ASSIGNED TASK:
Copy, from the entries below, each line in which the string "JSON" appears.
------------------------------
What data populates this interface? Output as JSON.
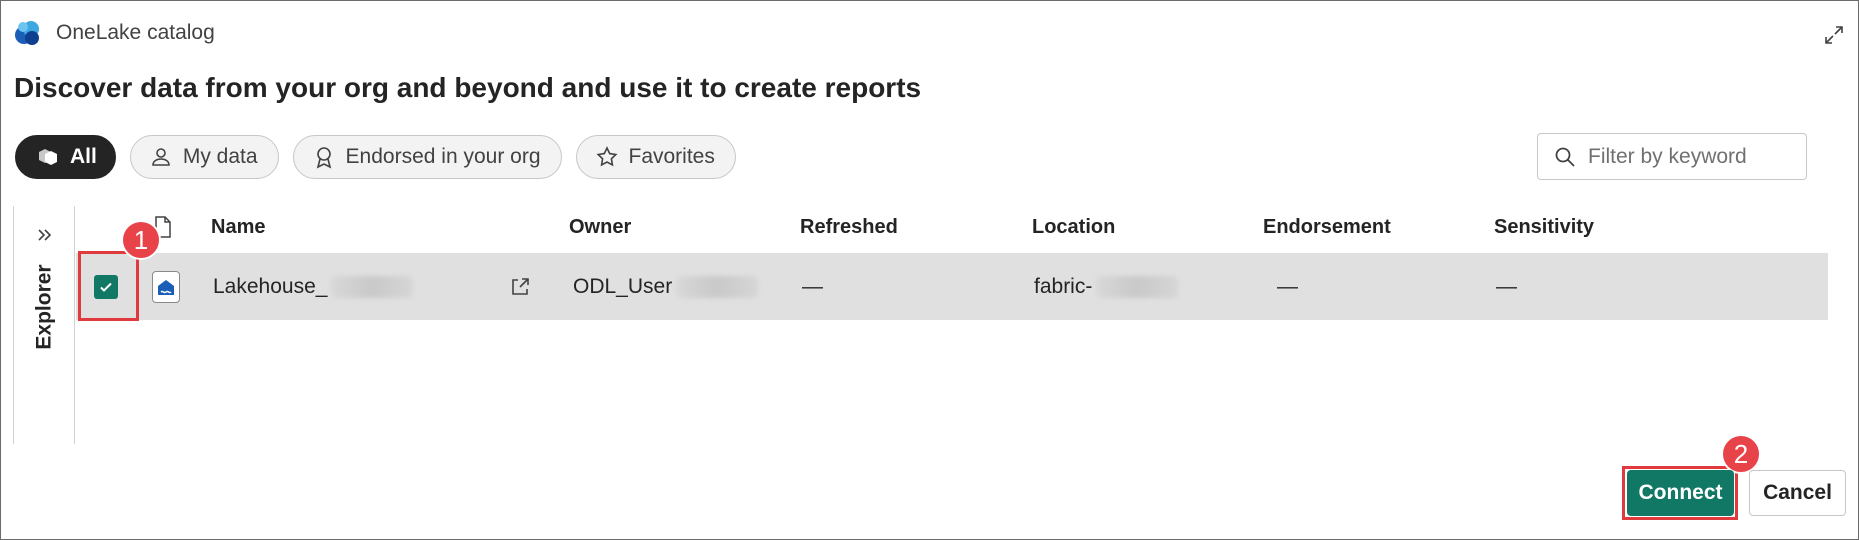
{
  "header": {
    "app_title": "OneLake catalog",
    "page_title": "Discover data from your org and beyond and use it to create reports"
  },
  "chips": [
    {
      "label": "All",
      "icon": "cube-stack-icon",
      "active": true
    },
    {
      "label": "My data",
      "icon": "person-icon",
      "active": false
    },
    {
      "label": "Endorsed in your org",
      "icon": "ribbon-icon",
      "active": false
    },
    {
      "label": "Favorites",
      "icon": "star-icon",
      "active": false
    }
  ],
  "filter": {
    "placeholder": "Filter by keyword"
  },
  "explorer": {
    "label": "Explorer"
  },
  "table": {
    "columns": [
      "Name",
      "Owner",
      "Refreshed",
      "Location",
      "Endorsement",
      "Sensitivity"
    ],
    "rows": [
      {
        "name": "Lakehouse_",
        "owner": "ODL_User",
        "refreshed": "—",
        "location": "fabric-",
        "endorsement": "—",
        "sensitivity": "—",
        "selected": true
      }
    ]
  },
  "annotations": {
    "step1": "1",
    "step2": "2"
  },
  "footer": {
    "connect_label": "Connect",
    "cancel_label": "Cancel"
  },
  "colors": {
    "accent": "#117865",
    "annotation": "#e0393e",
    "selected_row": "#e0e0e0"
  }
}
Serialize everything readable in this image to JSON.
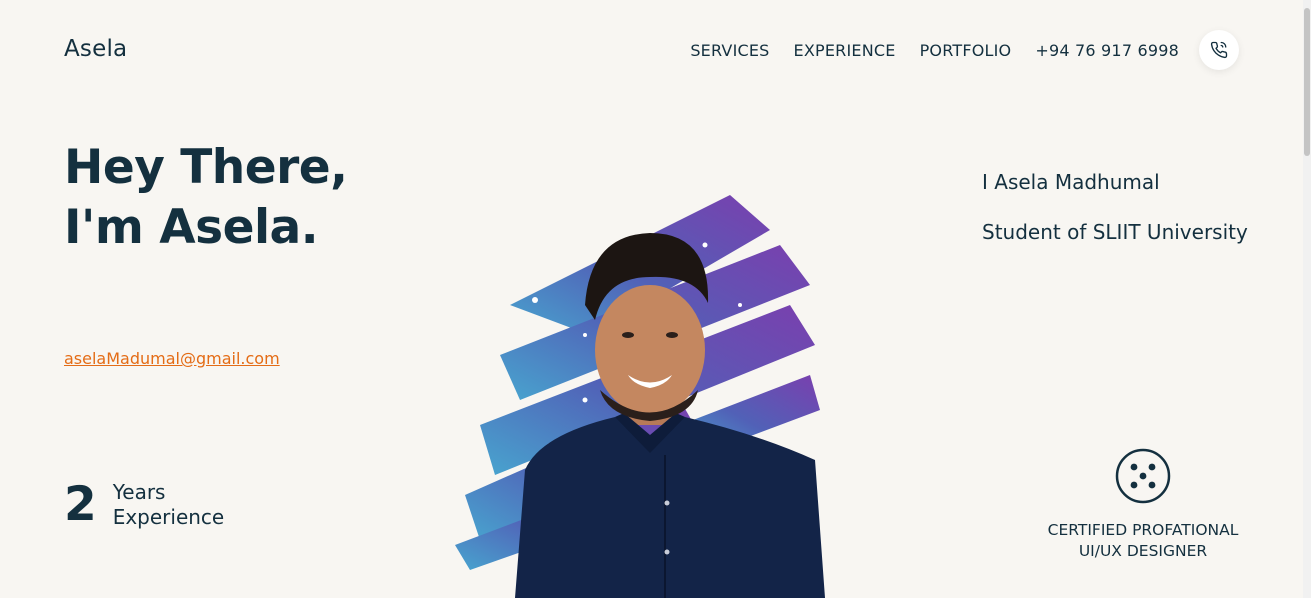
{
  "header": {
    "logo": "Asela",
    "nav": [
      "SERVICES",
      "EXPERIENCE",
      "PORTFOLIO"
    ],
    "phone": "+94 76 917 6998",
    "phone_icon": "phone-call-icon"
  },
  "hero": {
    "title_line1": "Hey There,",
    "title_line2": "I'm Asela.",
    "email": "aselaMadumal@gmail.com",
    "years_number": "2",
    "years_line1": "Years",
    "years_line2": "Experience",
    "intro_name": "I Asela Madhumal",
    "intro_role": "Student of SLIIT University",
    "cert_icon": "dice-five-icon",
    "cert_line1": "CERTIFIED PROFATIONAL",
    "cert_line2": "UI/UX DESIGNER"
  },
  "colors": {
    "background": "#f8f6f2",
    "text": "#14303f",
    "link": "#e46c16",
    "brush_purple": "#6a45b0",
    "brush_blue": "#3f8fc9"
  }
}
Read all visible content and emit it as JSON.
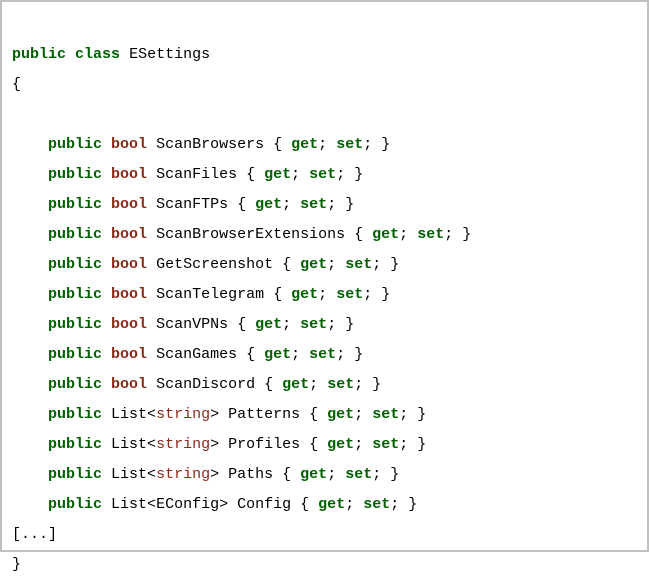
{
  "keywords": {
    "public": "public",
    "class": "class",
    "get": "get",
    "set": "set"
  },
  "types": {
    "bool": "bool",
    "list": "List",
    "string": "string",
    "econfig": "EConfig"
  },
  "class_name": "ESettings",
  "punct": {
    "open_brace": "{",
    "close_brace": "}",
    "semicolon": ";",
    "lt": "<",
    "gt": ">",
    "ellipsis": "[...]"
  },
  "properties": [
    {
      "type": "bool",
      "name": "ScanBrowsers"
    },
    {
      "type": "bool",
      "name": "ScanFiles"
    },
    {
      "type": "bool",
      "name": "ScanFTPs"
    },
    {
      "type": "bool",
      "name": "ScanBrowserExtensions"
    },
    {
      "type": "bool",
      "name": "GetScreenshot"
    },
    {
      "type": "bool",
      "name": "ScanTelegram"
    },
    {
      "type": "bool",
      "name": "ScanVPNs"
    },
    {
      "type": "bool",
      "name": "ScanGames"
    },
    {
      "type": "bool",
      "name": "ScanDiscord"
    },
    {
      "type": "List<string>",
      "name": "Patterns"
    },
    {
      "type": "List<string>",
      "name": "Profiles"
    },
    {
      "type": "List<string>",
      "name": "Paths"
    },
    {
      "type": "List<EConfig>",
      "name": "Config"
    }
  ]
}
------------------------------
COMPLETED EXERCISE:
What data populates this interface? Output as JSON.
Serialize everything readable in this image to JSON.
Read all visible content and emit it as JSON.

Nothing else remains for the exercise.